That seems like a simple question, but it’s not—at least certainly not anymore. The meaning of the term “email service provider,” or “ESP” for short, has evolved along with the email marketing industry.
A decade or so ago, most ESPs were standalone services that largely did one thing: send email. Pricing was almost entirely done on a CPM model of the cost per thousand emails sent. Back then, people distinguished between mail transfer agents (MTAs), which were the back-end engines that actually sent the email, and ESPs, which were the front-end user interfaces that provided marketer-friendly tools to load lists, set up templates, and ultimately press send.
Flash forward… There’s been roughly $10 billion in mergers and acquisitions in the ESP industry, as we note in Litmus’ first-ever State of Email Service Providers report. While there are still many standalone email service providers, lots of ESP functionality now resides within customer relationship management (CRM) systems. As the name implies, CRMs manage the entirety of a customer relationship, including communications via email and other channels.

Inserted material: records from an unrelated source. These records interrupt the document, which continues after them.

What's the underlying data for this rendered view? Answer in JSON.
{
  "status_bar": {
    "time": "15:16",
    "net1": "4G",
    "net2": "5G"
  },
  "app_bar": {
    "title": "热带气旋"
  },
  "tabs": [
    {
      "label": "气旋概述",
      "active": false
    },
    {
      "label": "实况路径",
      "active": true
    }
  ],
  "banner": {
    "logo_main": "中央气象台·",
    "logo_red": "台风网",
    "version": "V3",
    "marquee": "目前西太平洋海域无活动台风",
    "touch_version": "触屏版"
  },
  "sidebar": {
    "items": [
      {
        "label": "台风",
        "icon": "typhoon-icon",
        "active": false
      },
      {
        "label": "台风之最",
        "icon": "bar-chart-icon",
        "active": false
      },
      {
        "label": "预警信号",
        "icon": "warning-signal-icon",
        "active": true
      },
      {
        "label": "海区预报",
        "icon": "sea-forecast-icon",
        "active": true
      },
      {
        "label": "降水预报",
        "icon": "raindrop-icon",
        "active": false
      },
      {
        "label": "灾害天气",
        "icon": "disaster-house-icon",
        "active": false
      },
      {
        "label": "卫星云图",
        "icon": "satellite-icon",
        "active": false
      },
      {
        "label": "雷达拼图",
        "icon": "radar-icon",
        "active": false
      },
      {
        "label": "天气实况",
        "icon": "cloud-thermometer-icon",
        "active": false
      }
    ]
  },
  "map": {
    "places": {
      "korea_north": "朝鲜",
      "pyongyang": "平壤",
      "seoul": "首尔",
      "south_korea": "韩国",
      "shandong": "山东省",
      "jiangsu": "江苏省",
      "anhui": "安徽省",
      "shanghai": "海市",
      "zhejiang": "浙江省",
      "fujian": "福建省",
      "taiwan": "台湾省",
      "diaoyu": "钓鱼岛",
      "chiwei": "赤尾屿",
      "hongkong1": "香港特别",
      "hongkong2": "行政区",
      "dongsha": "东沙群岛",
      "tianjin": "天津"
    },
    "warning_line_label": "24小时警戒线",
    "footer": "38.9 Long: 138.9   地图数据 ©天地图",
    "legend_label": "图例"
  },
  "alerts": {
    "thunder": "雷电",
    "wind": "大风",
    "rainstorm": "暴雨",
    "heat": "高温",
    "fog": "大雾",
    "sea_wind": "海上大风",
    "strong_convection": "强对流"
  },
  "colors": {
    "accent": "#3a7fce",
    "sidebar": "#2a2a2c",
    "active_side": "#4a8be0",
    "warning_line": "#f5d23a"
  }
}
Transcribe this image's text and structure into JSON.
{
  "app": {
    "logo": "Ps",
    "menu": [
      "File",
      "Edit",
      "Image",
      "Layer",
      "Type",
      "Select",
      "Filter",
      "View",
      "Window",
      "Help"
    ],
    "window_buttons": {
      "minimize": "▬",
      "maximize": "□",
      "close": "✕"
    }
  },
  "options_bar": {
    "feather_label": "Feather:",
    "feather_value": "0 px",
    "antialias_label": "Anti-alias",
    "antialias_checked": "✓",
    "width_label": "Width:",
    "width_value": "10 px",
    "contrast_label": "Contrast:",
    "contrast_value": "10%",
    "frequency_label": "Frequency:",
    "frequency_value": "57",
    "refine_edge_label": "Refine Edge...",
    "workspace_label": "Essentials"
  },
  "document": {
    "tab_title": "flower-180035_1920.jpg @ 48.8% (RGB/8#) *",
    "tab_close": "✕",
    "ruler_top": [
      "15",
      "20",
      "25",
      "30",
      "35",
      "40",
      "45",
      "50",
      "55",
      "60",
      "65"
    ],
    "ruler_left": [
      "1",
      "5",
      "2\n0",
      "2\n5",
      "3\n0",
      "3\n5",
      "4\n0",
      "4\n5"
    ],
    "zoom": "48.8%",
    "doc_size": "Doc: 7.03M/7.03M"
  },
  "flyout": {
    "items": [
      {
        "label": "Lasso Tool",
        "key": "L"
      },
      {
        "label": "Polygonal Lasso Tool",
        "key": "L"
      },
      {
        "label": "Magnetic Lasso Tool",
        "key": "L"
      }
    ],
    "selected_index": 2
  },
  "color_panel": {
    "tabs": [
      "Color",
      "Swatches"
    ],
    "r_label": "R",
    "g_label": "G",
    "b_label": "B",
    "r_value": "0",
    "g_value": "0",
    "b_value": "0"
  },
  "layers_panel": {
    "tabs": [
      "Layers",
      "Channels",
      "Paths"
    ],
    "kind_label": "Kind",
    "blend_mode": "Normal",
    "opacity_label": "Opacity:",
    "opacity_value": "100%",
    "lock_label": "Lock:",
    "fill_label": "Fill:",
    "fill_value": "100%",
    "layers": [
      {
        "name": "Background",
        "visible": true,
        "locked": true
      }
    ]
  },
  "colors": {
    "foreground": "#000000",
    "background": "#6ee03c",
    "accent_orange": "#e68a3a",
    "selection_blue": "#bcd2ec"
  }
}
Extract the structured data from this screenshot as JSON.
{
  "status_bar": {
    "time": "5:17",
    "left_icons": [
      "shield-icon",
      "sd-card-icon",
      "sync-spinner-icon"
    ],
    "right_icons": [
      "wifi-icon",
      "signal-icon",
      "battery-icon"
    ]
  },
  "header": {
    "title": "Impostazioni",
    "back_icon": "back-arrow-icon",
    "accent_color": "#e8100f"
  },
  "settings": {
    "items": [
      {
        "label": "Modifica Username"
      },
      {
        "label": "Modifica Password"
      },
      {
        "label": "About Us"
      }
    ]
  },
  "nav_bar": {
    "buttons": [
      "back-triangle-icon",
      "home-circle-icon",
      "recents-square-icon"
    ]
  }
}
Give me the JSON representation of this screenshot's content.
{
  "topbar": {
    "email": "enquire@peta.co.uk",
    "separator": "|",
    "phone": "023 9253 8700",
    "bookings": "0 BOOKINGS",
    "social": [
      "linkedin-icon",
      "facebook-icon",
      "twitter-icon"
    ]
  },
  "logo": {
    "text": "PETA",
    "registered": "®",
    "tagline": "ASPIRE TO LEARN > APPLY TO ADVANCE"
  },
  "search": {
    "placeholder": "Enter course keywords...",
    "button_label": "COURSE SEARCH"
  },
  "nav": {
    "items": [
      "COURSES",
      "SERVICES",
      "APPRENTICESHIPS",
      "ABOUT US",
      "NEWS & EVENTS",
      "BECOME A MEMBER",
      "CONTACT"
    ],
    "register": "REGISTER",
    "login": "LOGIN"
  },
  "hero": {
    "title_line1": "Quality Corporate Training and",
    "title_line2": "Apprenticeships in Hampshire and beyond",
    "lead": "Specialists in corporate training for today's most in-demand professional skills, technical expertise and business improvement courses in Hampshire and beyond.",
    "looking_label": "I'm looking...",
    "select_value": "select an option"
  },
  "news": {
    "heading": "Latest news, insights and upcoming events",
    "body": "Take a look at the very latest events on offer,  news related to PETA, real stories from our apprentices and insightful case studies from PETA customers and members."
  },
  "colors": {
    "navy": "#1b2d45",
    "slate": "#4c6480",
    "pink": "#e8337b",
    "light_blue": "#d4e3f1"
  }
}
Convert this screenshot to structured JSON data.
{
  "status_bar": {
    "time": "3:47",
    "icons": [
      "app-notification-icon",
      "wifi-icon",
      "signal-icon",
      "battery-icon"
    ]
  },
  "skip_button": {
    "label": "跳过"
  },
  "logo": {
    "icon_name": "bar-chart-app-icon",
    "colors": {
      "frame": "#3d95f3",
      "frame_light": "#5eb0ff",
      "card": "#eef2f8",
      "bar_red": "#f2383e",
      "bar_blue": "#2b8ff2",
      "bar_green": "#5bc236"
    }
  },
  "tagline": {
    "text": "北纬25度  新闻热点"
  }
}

Further complicating things, we’ve also seen the rise of marketing automation (MA) and digital marketing suites. Fueled by data and powered by intelligence, MA services don’t just send email like an ESP, but score and manage leads and help achieve the paradigm of sending the right message to the right person at the right time. And digital marketing suites provide email services alongside SMS, mobile push notifications, social media, and other digital marketing channels.
The trouble is, many ESPs, as well as CRMs, now have that functionality as well to at least some extent.
The lines that separate ESPs, CRMs, MAs, digital marketing suites, and even MTAs are blurring.
We saw this in the responses to our State of Email Survey. We asked: “Which email service provider(s) or platform(s) does your company currently use to send its marketing emails?” The 1,699 respondents had the choice of 82 ESPs, plus the opportunity to write in additional ones, which tons of respondents did.
Rather than define what an email service provider was, we trusted marketers to tell us. In total, they told us about more than 240 ESPs, which we listed in our Snapshot of the Email Service Provider Landscape.
That list includes standalone ESPs, ESPs that are operated by larger companies, ESPs that are partially integrated into a larger CRM or digital marketing suites, CRMs that have ESP functionality, marketing automation solutions, digital marketing solutions, and many other flavors and variations on those themes.
Understand the ESP Landscape
Our first-ever State of Email Service Providers report takes a detailed look at the ESP marketplace, including industry consolidation; the most popular ESPs across various sectors; and the functionality provided by ESPs.
Relatedly, marketers are also distinguishing less between products, business units, and parent companies nowadays.
This trend was also evident in the responses to our State of Email Survey. When answering our question about which ESPs they use, a significant number of people wrote in “Oracle” or “IBM,” for instance, even though we gave them the option to select “Oracle Bronto” and “IBM Unica,” as well as all the other email-sending platforms offered by those parent companies. Others wrote in “ExactTarget” or “Salesforce” rather than selecting “Salesforce Marketing Cloud (formerly ExactTarget)” or “Salesforce Core.”
That’s evidence that at least some marketers are focused almost exclusively on that topline brand and just aren’t distinguishing between product brands. That should make those parent companies really happy from a brand standpoint, especially since some of them have spent more than a billion dollars acquiring ESPs.
In our survey, enough people reported on brands rather than individual tools that it made sense for us to roll all the responses up by parent company, rather than reporting those as unknown within the parent company or accounting for them some other way.
We realize we sacrificed some detail in doing so, but we made the decision that accuracy was more important.
Together, the blurring of lines between email-sending tools and the confusion around company and product brands means that ESPs are becoming a state of mind and not so much a discrete business or business unit even. Email is being woven into functionality that spans channels and departments. Whenever a brand uses a tool to connect with customers, prospects, or partners, email is there.
Tell Us What You Think
That’s our take on what it means to be an “email service provider,” but we’d love to hear from you. Comment below and let us know how you define the term, whether you see it as being different from a CRM or MA platform, and where you see the ESP industry headed.